Trump is widely expected to pull the United States out of the Iran accord next month, re-imposing sanctions against Tehran's nuclear program. Pompeo insists the president has not yet made the decision. The former CIA chief, who was sworn in as Trump's top diplomat on Thursday and set off within two hours for Brussels, will consult with leaders of Iran's main regional opponents ahead of the announcement.
But he also has a second, more personal mission, to show foreign capitals and his own colleagues that US diplomacy is back on track after the troubled reign of his sacked predecessor Rex Tillerson. Trump's first secretary of state, a former oil executive, failed to fill senior positions, embarked on unpopular bureaucratic reforms and had conspicuously little chemistry with the president. Pompeo - a former army officer, businessman and conservative congressman - wanted to set off on the road immediately on being sworn in, in order to reach out to NATO and Middle East allies.
But he has promised to address State Department staff in Washington on his return on Tuesday, and was full of praise for the staff who scrambled to put together his first foreign itinerary. "I just met with a great group of State Department officers who work here at the mission. They may have been demoralized, but they seemed in good spirits," he said Friday, at NATO headquarters. "They are hopeful that the State Department will get its swagger back, that we will be out doing the things that they came onboard at the State Department to do," he promised.
The former Kansas politician is seen as an anti-Iran hawk with hardline views about projecting US military might, and his socially conservative opinions might be out of place at the State Department. But in his former role as director of the CIA he was also a would-be peacemaker - he recently made a secret visit to North Korea to meet dictator Kim Jong Un and lay the groundwork for a historic planned summit with Trump.
During Pompeo's short confirmation process critics pointed to past statements critical of Islam and of same-sex marriage, which they said made him an unsuitable champion of American ideals abroad. But there is also optimism, palpable among the officials around him on the trip, that US diplomacy at last has a chief who can speak for the president and will focus on the department's core missions. After his talks with Jubeir, Pompeo was due to have dinner with Prince Mohammed, who has strengthened his ties to Washington since being appointed in June.

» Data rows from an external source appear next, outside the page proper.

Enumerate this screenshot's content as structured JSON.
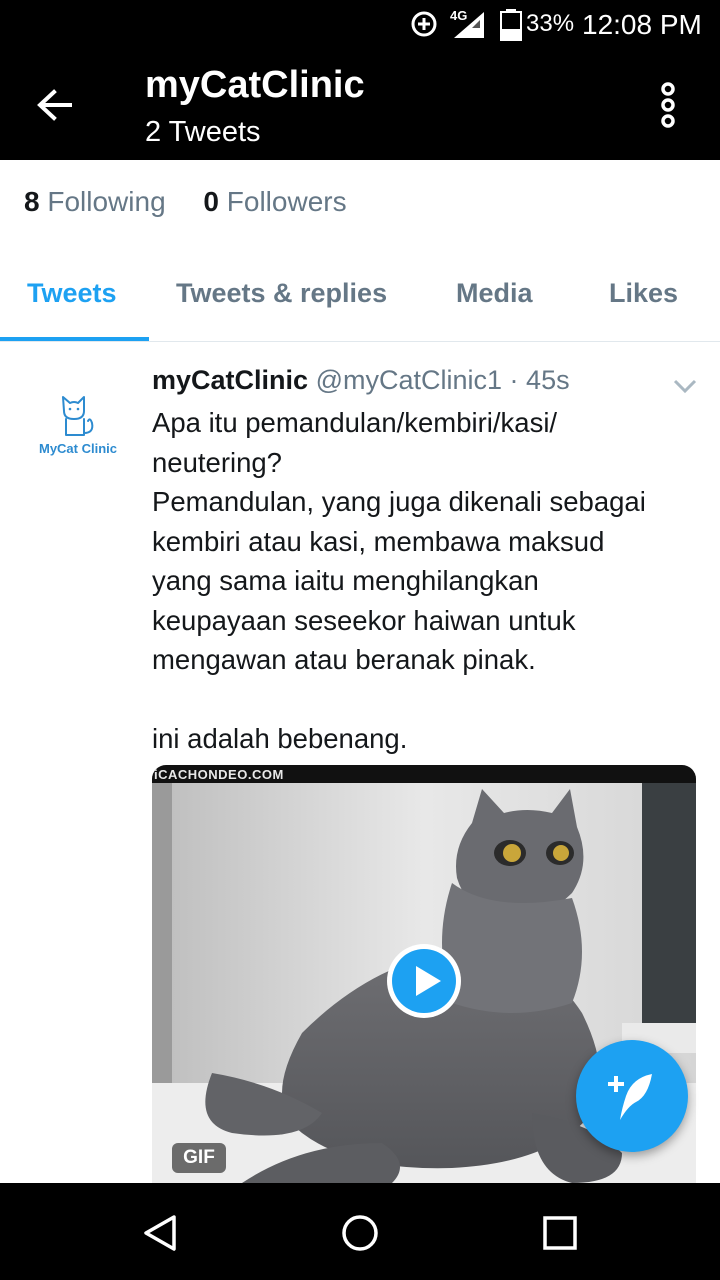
{
  "status_bar": {
    "network": "4G",
    "battery": "33%",
    "time": "12:08 PM",
    "icons": [
      "data-saver-icon",
      "signal-icon",
      "battery-icon"
    ]
  },
  "app_bar": {
    "title": "myCatClinic",
    "subtitle": "2 Tweets",
    "icons": [
      "back-arrow-icon",
      "more-vert-icon"
    ]
  },
  "stats": {
    "following_count": "8",
    "following_label": "Following",
    "followers_count": "0",
    "followers_label": "Followers"
  },
  "tabs": [
    {
      "label": "Tweets",
      "active": true
    },
    {
      "label": "Tweets & replies",
      "active": false
    },
    {
      "label": "Media",
      "active": false
    },
    {
      "label": "Likes",
      "active": false
    }
  ],
  "tweet": {
    "avatar_text": "MyCat Clinic",
    "name": "myCatClinic",
    "handle": "@myCatClinic1",
    "separator": "·",
    "age": "45s",
    "lines": [
      "Apa itu pemandulan/kembiri/kasi/",
      "neutering?",
      "Pemandulan, yang juga dikenali sebagai",
      "kembiri atau kasi, membawa maksud",
      "yang sama iaitu menghilangkan",
      "keupayaan seseekor haiwan untuk",
      "mengawan atau beranak pinak."
    ],
    "closing_line": "ini adalah bebenang.",
    "media": {
      "source_watermark": "iCACHONDEO.COM",
      "badge": "GIF"
    }
  },
  "colors": {
    "accent": "#1da1f2",
    "secondary_text": "#657786",
    "primary_text": "#14171a",
    "bar_bg": "#000000"
  }
}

The prince, or MBS as he is commonly known, is a would-be social reformer who launched an anti-corruption drive to secure his own control over the oil-rich royal elite. Like Trump and Pompeo, he is a tough opponent of Iran, but his war against the Tehran-backed Houthi militia in Yemen is stumbling and has contributed to the country's large-scale humanitarian disaster. A Saudi-led coalition air strike overnight killed dozens of Yemeni rebels including two commanders, state media said yesterday.
Trump also wants Riyadh to do more and spend more to support the US-led operation in Syria to defeat the Islamic State group and allow American forces to come home more quickly. After Saudi Arabia, Pompeo is due to fly on to Israel for talks with staunch US ally Prime Minister Benjamin Netanyahu and then to Jordan, a friend with a long border with war-torn Syria. - Agencies